  • This has to be one of the least informative collections of pictures I have ever seen. After clicking through I still have no idea what the manufacturing process is (would it have made sense to present it from beginning to end?) All I have learned is that there is production (apparently the machines give birth to memory modules), testing (apparently the modules are put in test machines. But what sort of test is run?). And then there is packaging. Fascinating. Please tell me that Kingston forced you to scramble to pictures into a disorganised jumble and make random useless comments for the captions, without actually showing anything interesting.
    19
  • well duh, more pages means more ads showing, which is good for Tom.
    15
  • Other Comments
  • the computer that tells the machines what to do in my fav memory factory is running windows, coincidence, i think not, score 2 for windows: )
    8
  • Lol @ pic15 "It's break time!"
    should say "I'm sooooooooo tired, zzzzzzzz"
    or "Why did I buy an iPad? Whyyyyyyyyyy /cry"
    -6
  • Cool pictures.
    Could you please just put 10-15 of them on one page so I don't have to click through 44 pages?
    25
  • well duh, more pages means more ads showing, which is good for Tom.
    15
  • Picture 17 is incredible.
    4
  • pic 21 seems like the fail rate is kinda high, i wonder if they reuse the chips that fail somehow, like in cpu's and gpu's
    -4
  • Picture 24: Is it a good thing or a bad thing that that is empty? :)
    -1
  • This has to be one of the least informative collections of pictures I have ever seen. After clicking through I still have no idea what the manufacturing process is (would it have made sense to present it from beginning to end?) All I have learned is that there is production (apparently the machines give birth to memory modules), testing (apparently the modules are put in test machines. But what sort of test is run?). And then there is packaging. Fascinating. Please tell me that Kingston forced you to scramble to pictures into a disorganised jumble and make random useless comments for the captions, without actually showing anything interesting.
    19
  • need videos!
    0
  • duk3Cool pictures.Could you please just put 10-15 of them on one page so I don't have to click through 44 pages?

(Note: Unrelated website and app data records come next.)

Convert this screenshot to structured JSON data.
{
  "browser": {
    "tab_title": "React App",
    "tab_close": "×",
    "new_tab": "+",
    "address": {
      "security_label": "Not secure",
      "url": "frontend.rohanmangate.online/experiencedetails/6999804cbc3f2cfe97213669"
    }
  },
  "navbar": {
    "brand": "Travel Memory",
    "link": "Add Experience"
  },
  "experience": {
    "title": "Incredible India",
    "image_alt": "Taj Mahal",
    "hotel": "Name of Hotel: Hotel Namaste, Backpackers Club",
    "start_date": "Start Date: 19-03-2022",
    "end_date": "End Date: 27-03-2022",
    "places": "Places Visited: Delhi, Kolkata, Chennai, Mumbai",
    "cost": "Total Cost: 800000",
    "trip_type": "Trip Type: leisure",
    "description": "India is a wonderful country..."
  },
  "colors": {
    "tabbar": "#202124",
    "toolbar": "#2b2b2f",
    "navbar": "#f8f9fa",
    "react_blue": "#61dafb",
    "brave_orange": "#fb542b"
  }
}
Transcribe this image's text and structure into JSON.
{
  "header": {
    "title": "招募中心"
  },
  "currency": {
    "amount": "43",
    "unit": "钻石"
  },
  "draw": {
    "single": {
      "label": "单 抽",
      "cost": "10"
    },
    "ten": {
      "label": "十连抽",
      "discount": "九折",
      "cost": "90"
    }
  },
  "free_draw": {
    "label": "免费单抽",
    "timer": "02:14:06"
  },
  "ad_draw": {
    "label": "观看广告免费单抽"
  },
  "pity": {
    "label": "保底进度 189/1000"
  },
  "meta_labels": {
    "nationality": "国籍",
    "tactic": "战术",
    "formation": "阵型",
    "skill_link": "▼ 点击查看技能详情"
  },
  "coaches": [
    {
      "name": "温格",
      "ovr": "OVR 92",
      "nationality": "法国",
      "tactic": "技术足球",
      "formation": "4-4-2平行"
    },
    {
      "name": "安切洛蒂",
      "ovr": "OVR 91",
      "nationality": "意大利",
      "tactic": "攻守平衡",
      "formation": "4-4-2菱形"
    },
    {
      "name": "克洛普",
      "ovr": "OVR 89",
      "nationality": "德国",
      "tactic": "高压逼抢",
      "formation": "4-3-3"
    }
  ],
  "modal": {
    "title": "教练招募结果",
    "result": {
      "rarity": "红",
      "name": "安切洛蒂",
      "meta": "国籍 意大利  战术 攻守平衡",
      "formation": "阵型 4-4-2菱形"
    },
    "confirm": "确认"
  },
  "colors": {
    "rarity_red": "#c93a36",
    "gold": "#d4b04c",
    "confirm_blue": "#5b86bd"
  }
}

    Indeed. Once I realize an article is a picture slideshow on toms, I don't even bother reading it. Guess I missed out this time too.
    1
  • Toms, may I make a suggestion regarding the picture gallery tour?

    Take a look at Nivo Slider for the image gallery/slideshow.

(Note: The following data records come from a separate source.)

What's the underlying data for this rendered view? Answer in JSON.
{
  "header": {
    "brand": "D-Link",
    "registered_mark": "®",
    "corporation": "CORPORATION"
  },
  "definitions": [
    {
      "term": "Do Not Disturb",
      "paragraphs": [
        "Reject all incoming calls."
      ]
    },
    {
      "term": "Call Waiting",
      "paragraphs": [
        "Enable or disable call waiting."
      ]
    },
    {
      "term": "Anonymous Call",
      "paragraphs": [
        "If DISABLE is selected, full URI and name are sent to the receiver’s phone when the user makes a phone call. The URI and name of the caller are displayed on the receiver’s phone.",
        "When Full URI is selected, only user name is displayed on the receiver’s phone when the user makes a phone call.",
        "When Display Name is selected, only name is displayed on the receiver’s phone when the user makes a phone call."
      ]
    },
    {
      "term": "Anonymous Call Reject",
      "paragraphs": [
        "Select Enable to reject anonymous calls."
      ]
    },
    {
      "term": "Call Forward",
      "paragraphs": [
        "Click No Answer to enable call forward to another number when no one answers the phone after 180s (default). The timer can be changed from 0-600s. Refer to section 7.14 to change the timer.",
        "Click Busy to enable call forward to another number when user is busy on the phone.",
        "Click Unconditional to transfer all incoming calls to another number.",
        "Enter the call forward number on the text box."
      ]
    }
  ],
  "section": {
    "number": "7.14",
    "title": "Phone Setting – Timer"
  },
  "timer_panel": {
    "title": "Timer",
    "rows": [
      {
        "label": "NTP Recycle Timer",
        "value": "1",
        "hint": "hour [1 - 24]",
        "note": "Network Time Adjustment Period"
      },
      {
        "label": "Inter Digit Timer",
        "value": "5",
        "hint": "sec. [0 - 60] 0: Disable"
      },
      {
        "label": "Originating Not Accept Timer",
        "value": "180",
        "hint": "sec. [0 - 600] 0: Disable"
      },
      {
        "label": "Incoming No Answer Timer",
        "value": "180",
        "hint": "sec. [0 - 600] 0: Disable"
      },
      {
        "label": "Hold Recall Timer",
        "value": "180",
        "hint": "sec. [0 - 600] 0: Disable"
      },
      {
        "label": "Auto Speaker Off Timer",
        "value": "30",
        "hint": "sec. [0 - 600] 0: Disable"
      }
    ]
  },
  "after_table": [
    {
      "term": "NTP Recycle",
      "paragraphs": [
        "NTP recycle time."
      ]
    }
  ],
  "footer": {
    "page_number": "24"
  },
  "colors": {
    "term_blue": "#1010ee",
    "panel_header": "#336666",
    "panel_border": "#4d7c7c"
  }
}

    It would go a long way in making a picture gallery "tour" much easier to navigate and requires very little to get working.
    8
  • I think I recognized one of the workers. She also works part-time as a booth babe.
    -1
  • Cool job that will get the chicks. Get off work, go to the bar, when asked wht you do, "I make memories happen!"
    3
  • Interesting, You know what TOMS need? A good photographer, just look at the flash reflection on any photos which they had a glass in front of them LOL.

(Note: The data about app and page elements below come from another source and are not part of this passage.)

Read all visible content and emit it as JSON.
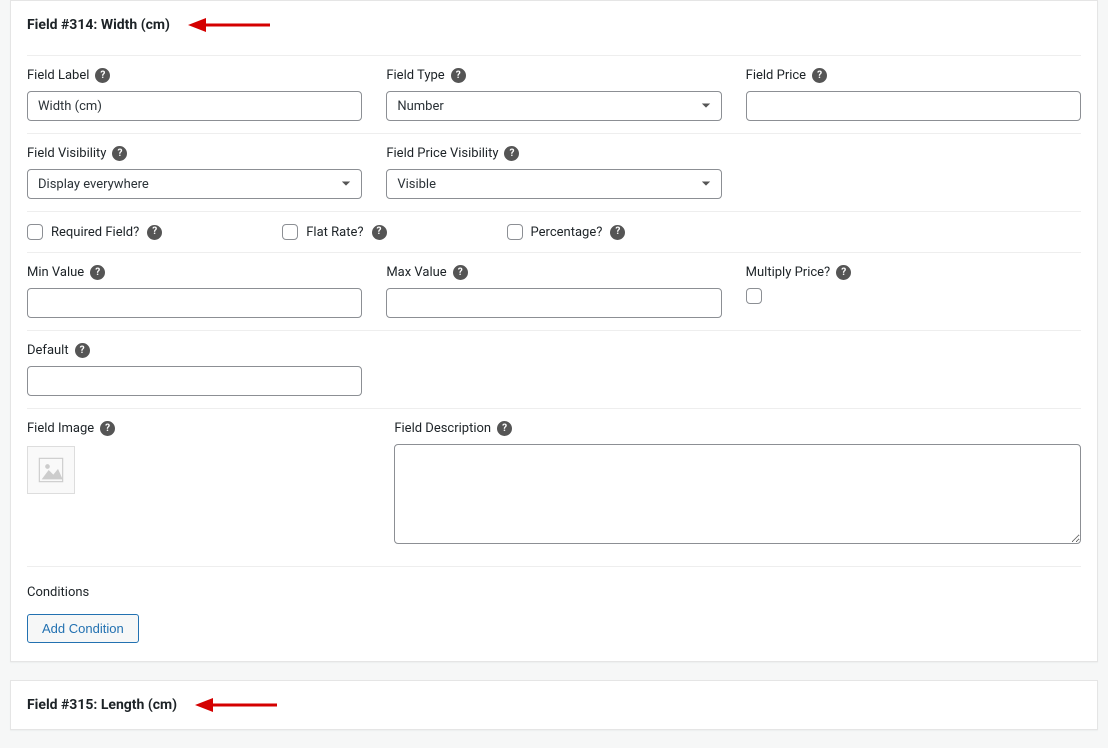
{
  "field314": {
    "header": "Field #314: Width (cm)",
    "labels": {
      "fieldLabel": "Field Label",
      "fieldType": "Field Type",
      "fieldPrice": "Field Price",
      "fieldVisibility": "Field Visibility",
      "fieldPriceVisibility": "Field Price Visibility",
      "required": "Required Field?",
      "flatRate": "Flat Rate?",
      "percentage": "Percentage?",
      "minValue": "Min Value",
      "maxValue": "Max Value",
      "multiplyPrice": "Multiply Price?",
      "default": "Default",
      "fieldImage": "Field Image",
      "fieldDescription": "Field Description",
      "conditions": "Conditions",
      "addCondition": "Add Condition"
    },
    "values": {
      "fieldLabel": "Width (cm)",
      "fieldType": "Number",
      "fieldPrice": "",
      "fieldVisibility": "Display everywhere",
      "fieldPriceVisibility": "Visible",
      "minValue": "",
      "maxValue": "",
      "default": "",
      "fieldDescription": ""
    }
  },
  "field315": {
    "header": "Field #315: Length (cm)"
  }
}
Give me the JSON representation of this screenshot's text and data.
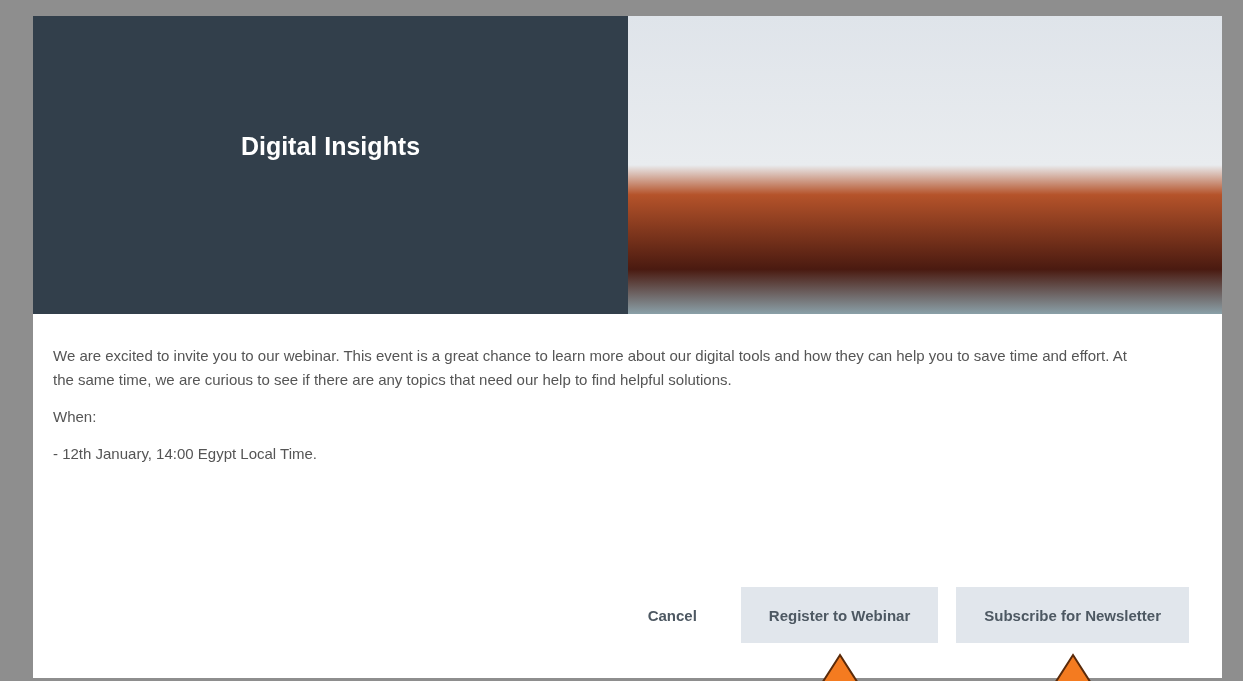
{
  "dialog": {
    "title": "Digital Insights",
    "paragraphs": [
      "We are excited to invite you to our webinar. This event is a great chance to learn more about our digital tools and how they can help you to save time and effort. At the same time, we are curious to see if there are any topics that need our help to find helpful solutions.",
      "When:",
      "- 12th January, 14:00 Egypt Local Time."
    ],
    "buttons": [
      {
        "label": "Cancel",
        "kind": "plain",
        "marked": false
      },
      {
        "label": "Register to Webinar",
        "kind": "filled",
        "marked": true
      },
      {
        "label": "Subscribe for Newsletter",
        "kind": "filled",
        "marked": true
      }
    ]
  }
}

    Anyway thanks for letting us to see inside the factory.
    3
  • yea i'm betting they didn't allow for them to give a good explanation on the process. looking at the picture it's in the right order it would be made in but the description of whats going on it really wrong. the first machine they list as putting the dram on the PWB is actually putting the solder paste on the board.
    -4
  • wow, that is a lot of testing going on. asus must be their best friend or something.
    3
  • I'm really surprised they don't use dedicated memory test machines....was kinda funny seeing hundreds of asus motherboards and laptops lined up doing memory tests. Still, nice article!
    1
  • Interesting photo tour. A little explanation would have made the tour better.
    1
  • Where are the bins from the "binning" process since "binning" is often mentioned in chip manufacturing? You know, there should be 3 bins, 1066, 800, 667, where they pour the the DIMMS based on quality testing?
    1
  • freddie_mercurywell duh, more pages means more ads showing, which is good for Tom.


    lol most of the demographic on this site are running some sort of ad-block software anyway.

    And Tom's, it's not you, it's me. It's my distrust of anything to do with marketing, actually, but you get the picture.
    1